Integration between access control technologies and other types of systems, like HVAC or building controls, can help enterprises identify ways to save energy and become more efficient, such as:

  • Lighting control – Automatic lighting is not a new phenomenon, but this technology has been slow to spread. However, with the addition of “smart” devices (think Google Home or Amazon’s Alexa, but for large facilities), there is a significant shift toward streamlining control of a facility’s lighting. Software integration between access control platforms and smart lighting technology can help make this a reality by signaling when someone has entered or exited a facility and triggering a response to turn lighting on or off in a specific location. This can produce cost savings by reducing energy usage.
  • Heating/cooling management – For many facilities, climate control is a significant expense, which means measures that link usage directly to need are getting a lot of interest.

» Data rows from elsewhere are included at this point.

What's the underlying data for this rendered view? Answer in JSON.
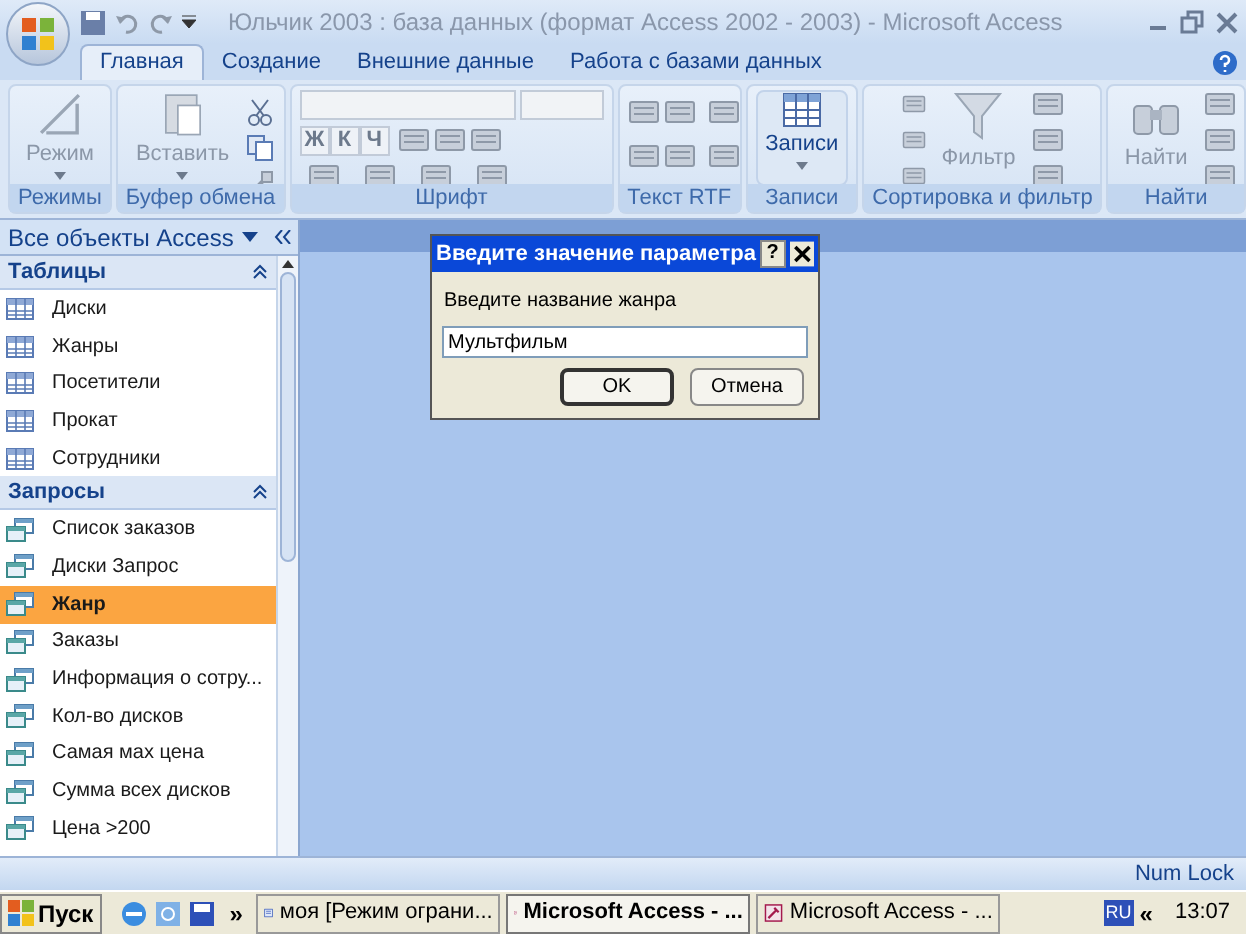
{
  "window": {
    "title": "Юльчик 2003 : база данных (формат Access 2002 - 2003) - Microsoft Access"
  },
  "tabs": [
    {
      "label": "Главная",
      "selected": true
    },
    {
      "label": "Создание",
      "selected": false
    },
    {
      "label": "Внешние данные",
      "selected": false
    },
    {
      "label": "Работа с базами данных",
      "selected": false
    }
  ],
  "ribbon": {
    "groups": [
      {
        "kind": "mode",
        "label": "Режимы",
        "buttons": [
          "Режим"
        ]
      },
      {
        "kind": "clipboard",
        "label": "Буфер обмена",
        "buttons": [
          "Вставить"
        ]
      },
      {
        "kind": "font",
        "label": "Шрифт",
        "buttons": [
          "Ж",
          "К",
          "Ч"
        ]
      },
      {
        "kind": "rtf",
        "label": "Текст RTF"
      },
      {
        "kind": "records",
        "label": "Записи",
        "buttons": [
          "Записи"
        ]
      },
      {
        "kind": "sort",
        "label": "Сортировка и фильтр",
        "buttons": [
          "Фильтр"
        ]
      },
      {
        "kind": "find",
        "label": "Найти",
        "buttons": [
          "Найти"
        ]
      }
    ]
  },
  "nav": {
    "title": "Все объекты Access",
    "sections": [
      {
        "kind": "table",
        "title": "Таблицы",
        "items": [
          {
            "label": "Диски",
            "selected": false
          },
          {
            "label": "Жанры",
            "selected": false
          },
          {
            "label": "Посетители",
            "selected": false
          },
          {
            "label": "Прокат",
            "selected": false
          },
          {
            "label": "Сотрудники",
            "selected": false
          }
        ]
      },
      {
        "kind": "query",
        "title": "Запросы",
        "items": [
          {
            "label": "Список заказов",
            "selected": false
          },
          {
            "label": "Диски Запрос",
            "selected": false
          },
          {
            "label": "Жанр",
            "selected": true
          },
          {
            "label": "Заказы",
            "selected": false
          },
          {
            "label": "Информация о сотру...",
            "selected": false
          },
          {
            "label": "Кол-во дисков",
            "selected": false
          },
          {
            "label": "Самая мах цена",
            "selected": false
          },
          {
            "label": "Сумма всех дисков",
            "selected": false
          },
          {
            "label": "Цена >200",
            "selected": false
          }
        ]
      }
    ]
  },
  "dialog": {
    "title": "Введите значение параметра",
    "help": "?",
    "prompt": "Введите название жанра",
    "value": "Мультфильм",
    "buttons": [
      "OK",
      "Отмена"
    ]
  },
  "status_bar": {
    "text": "Num Lock"
  },
  "taskbar": {
    "start": "Пуск",
    "more": "»",
    "items": [
      {
        "kind": "word",
        "label": "моя [Режим ограни...",
        "selected": false
      },
      {
        "kind": "access",
        "label": "Microsoft Access - ...",
        "selected": true
      },
      {
        "kind": "access",
        "label": "Microsoft Access - ...",
        "selected": false
      }
    ],
    "language": "RU",
    "tray_toggle": "«",
    "clock": "13:07"
  }
}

When the first person of the day enters a facility, that information from the access management software can trigger an automatic notification for the HVAC system to turn on for the day, and the opposite occurs when the last person leaves at night. Further, software integration can be customized to the point of controlling the temperature based on someone’s preferences within a specific office space.
  • Lockdowns, evacuations and attendance reporting – The benefit of using access control to assess building occupancy becomes clear when lockdowns or evacuations are necessary. Using access control software to determine how many people are present in a building, along with integrating roll call systems to ensure accurate reports, can be invaluable tools in these emergency situations. Having accurate records is essential for making sure people are safe and accounted for as an event unfolds.

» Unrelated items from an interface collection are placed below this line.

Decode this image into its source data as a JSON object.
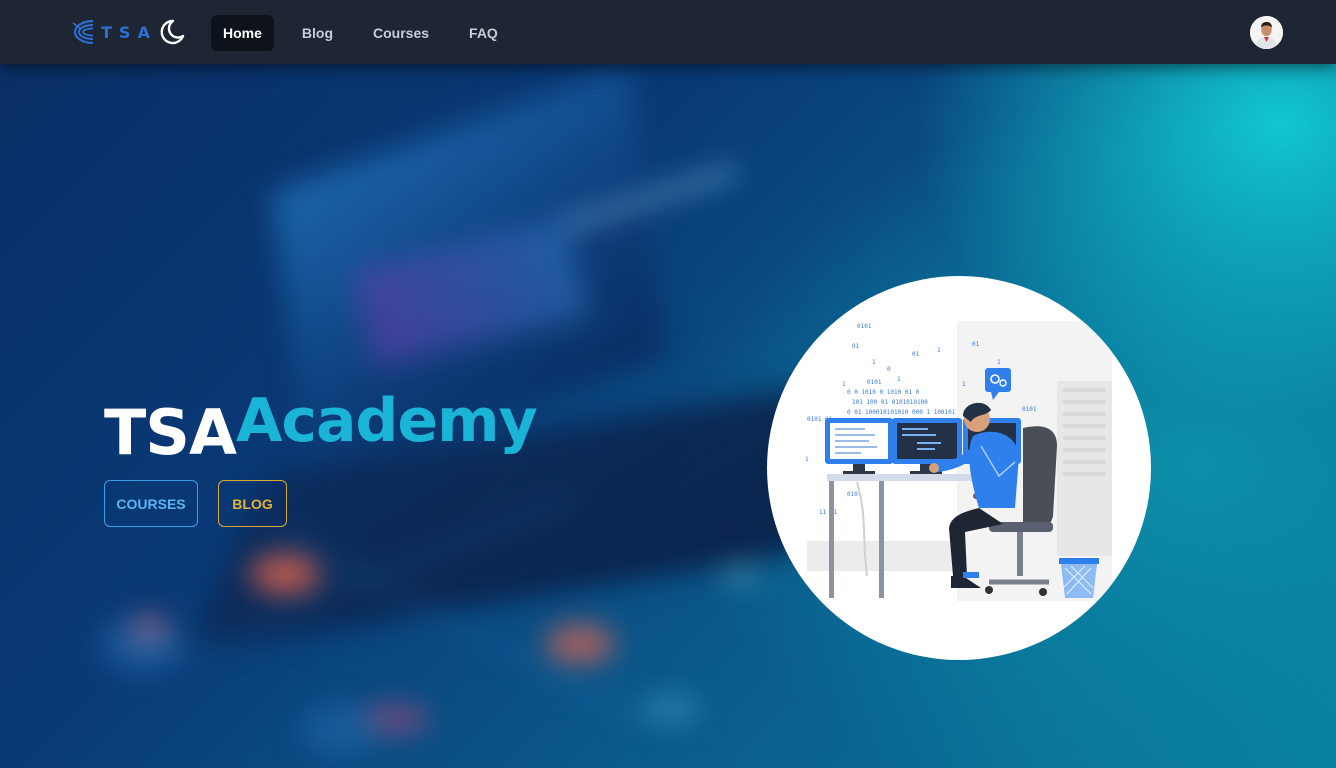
{
  "brand": {
    "logo_text": "TSA",
    "logo_color": "#2f6fd3"
  },
  "nav": {
    "theme_toggle_icon": "moon-icon",
    "links": [
      {
        "label": "Home",
        "active": true
      },
      {
        "label": "Blog",
        "active": false
      },
      {
        "label": "Courses",
        "active": false
      },
      {
        "label": "FAQ",
        "active": false
      }
    ],
    "avatar_icon": "user-avatar"
  },
  "hero": {
    "title_part1": "TSA",
    "title_part2": "Academy",
    "title_color_part1": "#ffffff",
    "title_color_part2": "#1ab4d6",
    "buttons": [
      {
        "label": "COURSES",
        "color": "#3b9be6"
      },
      {
        "label": "BLOG",
        "color": "#d8a734"
      }
    ],
    "illustration": "developer-at-workstation-illustration"
  },
  "colors": {
    "navbar_bg": "#1e2533",
    "active_nav_bg": "#0e121b"
  }
}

  • Human resources records – When an HR department or school registrar is tasked with the management of employee or student information, they require innovative technology platforms. This technology can be integrated with access control software to streamline the onboarding of staff and students. Additionally, with the use of a visitor management platform, visitors can be granted access to certain parts of the facility based on their reason for being on the campus, and credentials can have assigned time limits to ensure that they will not be used beyond their expiration or outside of their approved times of day.
  • Strengthened security – The goal of integrating access control software with other platforms, ultimately, is to deliver enhanced security to both employees and assets within an organization. The ability to gather insights about visitors, building occupancy and who is present at any given time can prove useful for officials during an incident, allowing them to obtain critical information with the push of a button.

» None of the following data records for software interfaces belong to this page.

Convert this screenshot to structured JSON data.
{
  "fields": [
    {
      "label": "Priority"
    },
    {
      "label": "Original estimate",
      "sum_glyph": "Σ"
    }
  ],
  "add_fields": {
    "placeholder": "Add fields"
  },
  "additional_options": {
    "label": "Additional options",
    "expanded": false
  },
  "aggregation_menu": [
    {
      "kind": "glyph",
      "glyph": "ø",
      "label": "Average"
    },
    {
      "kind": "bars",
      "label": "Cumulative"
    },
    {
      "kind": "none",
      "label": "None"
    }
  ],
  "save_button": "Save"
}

The Future of Data Integration

As the amount of data being generated by devices grows each day, it is important to recognize the value of integration. Each and every system and sensor that a building leverages can contribute crucial information to an organization’s overall safety and business goals. Access control technology is at the center of this effort, enabling operators to protect the occupants of a facility while enhancing everyday efficiencies through the incorporation of additional systems. The true art of data integration lies in having the vision to bring all of the incoming information together to obtain a cohesive operational picture that allows for more informed decision making.

Lynn Wood serves as product portfolio manager for Vanderbilt.